What is a CNM (Certified Nurse-Midwife) or CM (Certified Midwife)?
A Certified Nurse-Midwife or Certified Midwife is a licensed healthcare professional who specializes in female’s reproductive health and childbirth. CNMs/CMs do more than just deliver babies. We provide health care and wellness care to people, which may include family planning, gynecological checkups, routine health exams and screening as well as prenatal care and attending birth. Also midwives are experts at lactation and support the breastfeeding experience. We care for women across the life span from adolescence to after menopause.
Midwife comes from an old English word meaning “with woman,” and since women have been the traditional birth attendants throughout history, midwives have existed for as long as babies have been born.
Where do CNMs practice?
94.9% of all CM/CNM attended births occur in hospitals and 2.5% in homes.
Vermont Vital Statistics for 2016 reveal Nurse-Midwives attended 23% of all the births.

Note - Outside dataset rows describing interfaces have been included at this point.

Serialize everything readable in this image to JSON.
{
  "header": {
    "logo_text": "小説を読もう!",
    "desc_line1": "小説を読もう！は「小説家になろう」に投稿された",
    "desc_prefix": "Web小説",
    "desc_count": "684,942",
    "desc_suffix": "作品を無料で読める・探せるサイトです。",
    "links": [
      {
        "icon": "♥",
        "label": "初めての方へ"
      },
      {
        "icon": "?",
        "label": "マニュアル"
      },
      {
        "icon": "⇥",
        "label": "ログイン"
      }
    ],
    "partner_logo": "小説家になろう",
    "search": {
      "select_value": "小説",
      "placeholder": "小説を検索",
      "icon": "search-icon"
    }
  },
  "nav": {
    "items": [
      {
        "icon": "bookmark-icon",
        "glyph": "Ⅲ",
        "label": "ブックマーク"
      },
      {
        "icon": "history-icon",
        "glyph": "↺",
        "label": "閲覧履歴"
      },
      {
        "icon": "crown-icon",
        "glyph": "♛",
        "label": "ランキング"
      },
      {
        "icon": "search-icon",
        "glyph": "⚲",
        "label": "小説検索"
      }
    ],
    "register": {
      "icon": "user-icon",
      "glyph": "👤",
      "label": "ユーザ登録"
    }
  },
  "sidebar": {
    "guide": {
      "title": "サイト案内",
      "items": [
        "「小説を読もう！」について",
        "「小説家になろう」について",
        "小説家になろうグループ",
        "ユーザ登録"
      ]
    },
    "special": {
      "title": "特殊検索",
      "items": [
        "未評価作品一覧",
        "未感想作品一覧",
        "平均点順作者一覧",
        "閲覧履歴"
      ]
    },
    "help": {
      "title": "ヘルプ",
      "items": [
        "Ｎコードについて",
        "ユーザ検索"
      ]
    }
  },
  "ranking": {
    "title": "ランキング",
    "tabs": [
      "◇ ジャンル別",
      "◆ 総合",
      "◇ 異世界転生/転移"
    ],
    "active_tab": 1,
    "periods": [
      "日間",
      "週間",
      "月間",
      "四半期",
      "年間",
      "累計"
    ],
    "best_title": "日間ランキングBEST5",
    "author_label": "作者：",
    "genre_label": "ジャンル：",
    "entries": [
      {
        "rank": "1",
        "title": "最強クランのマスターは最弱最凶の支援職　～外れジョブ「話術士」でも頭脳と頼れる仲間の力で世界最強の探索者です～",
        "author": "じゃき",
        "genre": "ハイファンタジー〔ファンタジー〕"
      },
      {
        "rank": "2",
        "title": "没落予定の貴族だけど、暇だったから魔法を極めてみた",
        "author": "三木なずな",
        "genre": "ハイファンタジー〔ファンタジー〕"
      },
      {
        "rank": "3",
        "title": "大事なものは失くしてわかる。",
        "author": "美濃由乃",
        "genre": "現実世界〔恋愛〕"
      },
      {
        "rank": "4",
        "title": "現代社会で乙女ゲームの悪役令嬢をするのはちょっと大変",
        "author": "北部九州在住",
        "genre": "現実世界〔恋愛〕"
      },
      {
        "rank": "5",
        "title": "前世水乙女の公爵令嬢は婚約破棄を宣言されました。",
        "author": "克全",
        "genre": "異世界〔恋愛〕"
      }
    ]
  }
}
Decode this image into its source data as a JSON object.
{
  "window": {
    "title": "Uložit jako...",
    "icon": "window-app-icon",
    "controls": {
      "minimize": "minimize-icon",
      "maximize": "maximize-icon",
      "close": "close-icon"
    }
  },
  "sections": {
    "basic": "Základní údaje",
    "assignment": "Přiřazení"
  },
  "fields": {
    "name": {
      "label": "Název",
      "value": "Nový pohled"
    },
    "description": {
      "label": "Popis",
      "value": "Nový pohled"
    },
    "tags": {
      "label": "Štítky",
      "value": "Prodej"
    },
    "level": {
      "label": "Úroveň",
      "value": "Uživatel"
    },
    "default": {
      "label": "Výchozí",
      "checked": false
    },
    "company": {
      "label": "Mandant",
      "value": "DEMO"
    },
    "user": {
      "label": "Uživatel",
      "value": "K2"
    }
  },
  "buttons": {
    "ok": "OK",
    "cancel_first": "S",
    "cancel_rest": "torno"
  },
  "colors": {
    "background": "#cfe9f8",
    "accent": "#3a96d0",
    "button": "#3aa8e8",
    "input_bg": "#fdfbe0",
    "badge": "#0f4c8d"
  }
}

Midwife-attended births increased from about 1% in the mid-1970s to accounting for nearly 12% of all vaginal hospital births in 2013 in the US. In Vermont, nearly 1 in 4 babies is caught by midwife hands.
Today’s Vermont CNMs are valued and trusted healthcare providers who provide women with a low-tech, high-touch alternative to traditional gynecologic and obstetrical care.
What is the education and licensing credentials for CNMs/CMs?
Nurse-midwives must pass a national certification examination and earn a national certification as a certified nurse-midwife (CNM) through the American Midwifery Certification Board (AMCB). To qualify to sit for the CNM examination, candidates must possess a valid RN license and must have graduated from an ACME-accredited nurse-midwifery program. National certification has been a requirement for CNM practice since 1971. A new path to midwifery is also a Certified Midwife (CM) who possess the same education and accreditation exam as CNMs.
In Vermont, CNMs hold an Advanced Practice Registered Nurse (APRN) license and are able to provide care within a hospital setting and at home. Certified nurse-midwives possess the legal authority to practice in all U.S. states, as well as the District of Columbia. Therefore, they must become licensed through the state in which they practice. CNMs must possess a graduate-level degree in nurse-midwifery. The most widely recognized graduate degree for nurse-midwives is the Master of Science in Nursing (MSN), although master’s-prepared RNs may also complete post-Master’s certificate programs and doctoral programs in nurse-midwifery. The Accreditation Commission for Midwifery Education (ACME) is the sole accrediting agency for nurse-midwifery education programs in the U.S. There are other midwives in Vermont who provide home births, Certified Professional Midwives (CPMs) and they are certified through NARM (North American Registry of Midwives)
Can I have an epidural in labor while using a CNM to attend my birth?
The quick answer is yes. Most CNMs attend births in a hospital setting and if epidurals are available, the CNM can prescribe them if a birthing person desires anesthesia during their birth. A physician anesthesiologist or nurse anesthetist will do the actual placement of the epidural.
Nurse-Midwives support a non-intervention approach to birth while they also provide individualized care. This means they support what is right or needed for each person and family they care for. CNMs support techniques for pain management that encourage the natural process, such as showers, massage, acupressure techniques, homeopathy, upright positions, changing positions frequently & sitting on a birthing ball.
What happens if there is a need for an operative birth such as a c/section?
A Nurse-Midwife cannot perform surgery for the birth of a baby, however, in some settings, the midwife can assist the physician with the surgery. CNMs provide care within a system of collaboration with OB/Gyn physicians. The MD working with the Nurse-Midwife will perform the c/section and the midwife continues to care for the person before and after the surgery, and many times they can be present to provide emotional support during the surgery.
Can my CNM prescribe my Birth Control?
Yes! As APRNs (Advanced Registered Nurse Practitioners) CNMs hold prescription privileges to prescribe birth control pills, IUDs, and other forms of birth control. Nurse-Midwives focus on women’s health care and also provide gynecological care, including annual exams, birth control, family planning and menopausal care as well.
Is midwifery care covered by health care insurance?
Certified Nurse-Midwifery care is covered by all insurance plans in Vermont state by law, including Medicare and Medicaid.